(Entries from a dataset of interfaces)
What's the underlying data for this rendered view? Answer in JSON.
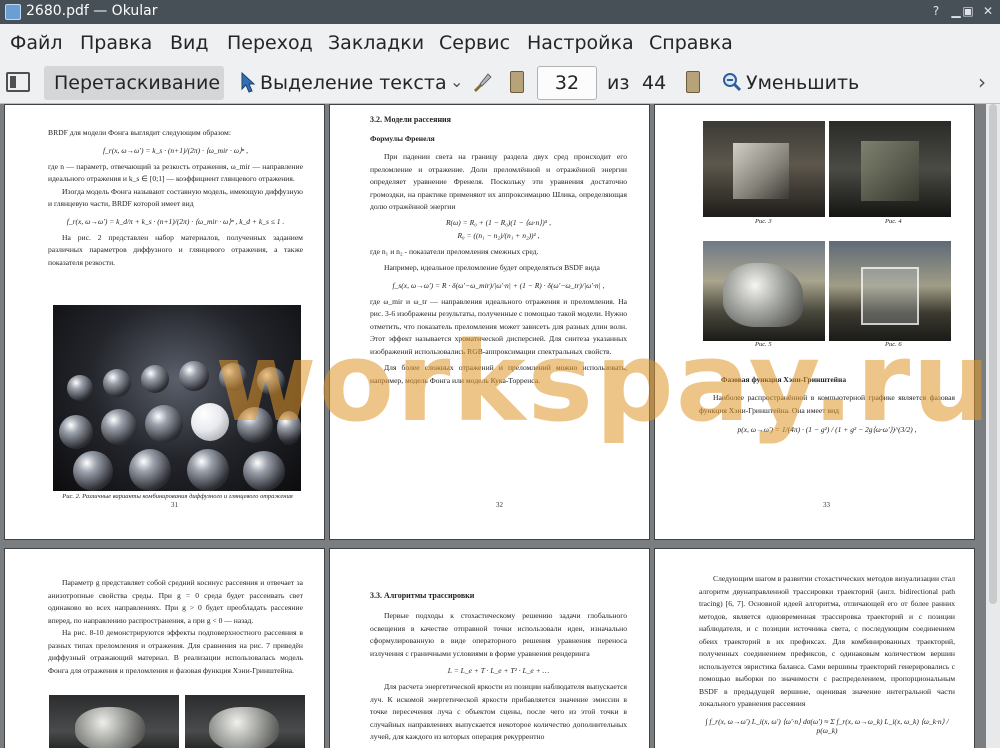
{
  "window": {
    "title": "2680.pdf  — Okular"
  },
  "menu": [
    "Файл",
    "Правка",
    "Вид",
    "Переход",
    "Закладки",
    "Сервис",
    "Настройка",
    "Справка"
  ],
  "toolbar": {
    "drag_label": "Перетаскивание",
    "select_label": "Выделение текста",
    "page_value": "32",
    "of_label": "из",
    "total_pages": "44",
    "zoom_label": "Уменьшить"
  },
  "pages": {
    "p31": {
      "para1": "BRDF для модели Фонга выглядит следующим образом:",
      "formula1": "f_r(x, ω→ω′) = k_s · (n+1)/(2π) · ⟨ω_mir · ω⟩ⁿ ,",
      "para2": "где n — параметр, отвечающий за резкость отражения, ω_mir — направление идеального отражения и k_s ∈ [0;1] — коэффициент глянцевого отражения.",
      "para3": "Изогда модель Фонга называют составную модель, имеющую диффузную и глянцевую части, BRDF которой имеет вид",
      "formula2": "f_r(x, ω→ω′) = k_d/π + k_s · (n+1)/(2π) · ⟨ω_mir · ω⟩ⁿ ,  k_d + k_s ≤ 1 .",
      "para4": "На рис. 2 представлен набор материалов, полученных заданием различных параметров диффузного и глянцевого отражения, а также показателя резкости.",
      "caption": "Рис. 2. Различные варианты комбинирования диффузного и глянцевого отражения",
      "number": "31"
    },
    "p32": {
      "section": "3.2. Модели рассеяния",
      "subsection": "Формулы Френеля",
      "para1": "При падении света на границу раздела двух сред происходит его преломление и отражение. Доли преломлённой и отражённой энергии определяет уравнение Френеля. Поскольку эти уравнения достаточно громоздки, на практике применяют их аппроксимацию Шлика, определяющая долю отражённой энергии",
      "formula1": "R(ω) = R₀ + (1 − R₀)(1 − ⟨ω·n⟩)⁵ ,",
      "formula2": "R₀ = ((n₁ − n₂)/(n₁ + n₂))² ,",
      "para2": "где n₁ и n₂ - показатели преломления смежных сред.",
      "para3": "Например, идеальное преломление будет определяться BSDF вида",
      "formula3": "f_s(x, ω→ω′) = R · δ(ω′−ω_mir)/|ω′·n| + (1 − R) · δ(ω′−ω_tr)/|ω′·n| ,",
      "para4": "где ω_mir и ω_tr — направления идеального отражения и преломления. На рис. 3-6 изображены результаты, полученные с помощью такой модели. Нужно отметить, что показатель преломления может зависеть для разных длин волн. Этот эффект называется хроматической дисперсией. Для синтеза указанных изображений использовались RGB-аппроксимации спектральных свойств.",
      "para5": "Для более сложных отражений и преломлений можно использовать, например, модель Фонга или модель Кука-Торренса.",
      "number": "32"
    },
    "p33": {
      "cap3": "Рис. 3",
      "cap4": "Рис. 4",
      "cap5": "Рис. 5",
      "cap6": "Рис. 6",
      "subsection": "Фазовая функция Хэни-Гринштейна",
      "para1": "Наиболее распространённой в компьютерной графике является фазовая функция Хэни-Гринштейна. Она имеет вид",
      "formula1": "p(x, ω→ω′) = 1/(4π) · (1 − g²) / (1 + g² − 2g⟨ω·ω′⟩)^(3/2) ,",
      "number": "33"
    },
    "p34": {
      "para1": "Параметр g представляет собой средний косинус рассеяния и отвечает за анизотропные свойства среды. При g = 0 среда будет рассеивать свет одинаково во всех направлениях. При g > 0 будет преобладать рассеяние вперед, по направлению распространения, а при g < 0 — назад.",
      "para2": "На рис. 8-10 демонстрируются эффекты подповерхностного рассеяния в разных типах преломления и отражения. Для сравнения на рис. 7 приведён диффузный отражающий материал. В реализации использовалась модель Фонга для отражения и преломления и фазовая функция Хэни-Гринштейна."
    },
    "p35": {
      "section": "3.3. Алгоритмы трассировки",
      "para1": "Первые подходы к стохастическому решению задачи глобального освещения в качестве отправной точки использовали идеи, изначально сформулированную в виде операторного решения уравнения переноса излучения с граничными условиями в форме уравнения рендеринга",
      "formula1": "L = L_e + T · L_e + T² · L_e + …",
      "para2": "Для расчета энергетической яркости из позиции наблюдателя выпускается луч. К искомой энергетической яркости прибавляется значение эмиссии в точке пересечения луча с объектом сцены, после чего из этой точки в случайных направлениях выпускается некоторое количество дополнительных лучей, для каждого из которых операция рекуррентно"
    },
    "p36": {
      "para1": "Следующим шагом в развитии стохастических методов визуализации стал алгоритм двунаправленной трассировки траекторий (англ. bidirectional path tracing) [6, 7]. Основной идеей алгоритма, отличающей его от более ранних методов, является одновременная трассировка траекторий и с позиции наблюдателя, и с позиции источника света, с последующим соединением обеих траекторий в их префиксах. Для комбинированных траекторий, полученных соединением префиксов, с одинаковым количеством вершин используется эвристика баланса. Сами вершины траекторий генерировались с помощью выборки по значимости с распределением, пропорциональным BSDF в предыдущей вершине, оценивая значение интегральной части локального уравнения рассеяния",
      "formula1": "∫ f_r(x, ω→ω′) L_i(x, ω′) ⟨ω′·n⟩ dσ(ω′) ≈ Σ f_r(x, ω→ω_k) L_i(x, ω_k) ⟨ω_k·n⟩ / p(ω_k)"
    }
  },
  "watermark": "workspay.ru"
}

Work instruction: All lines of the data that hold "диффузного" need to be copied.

Your solution:
      "para4": "На рис. 2 представлен набор материалов, полученных заданием различных параметров диффузного и глянцевого отражения, а также показателя резкости.",
      "caption": "Рис. 2. Различные варианты комбинирования диффузного и глянцевого отражения",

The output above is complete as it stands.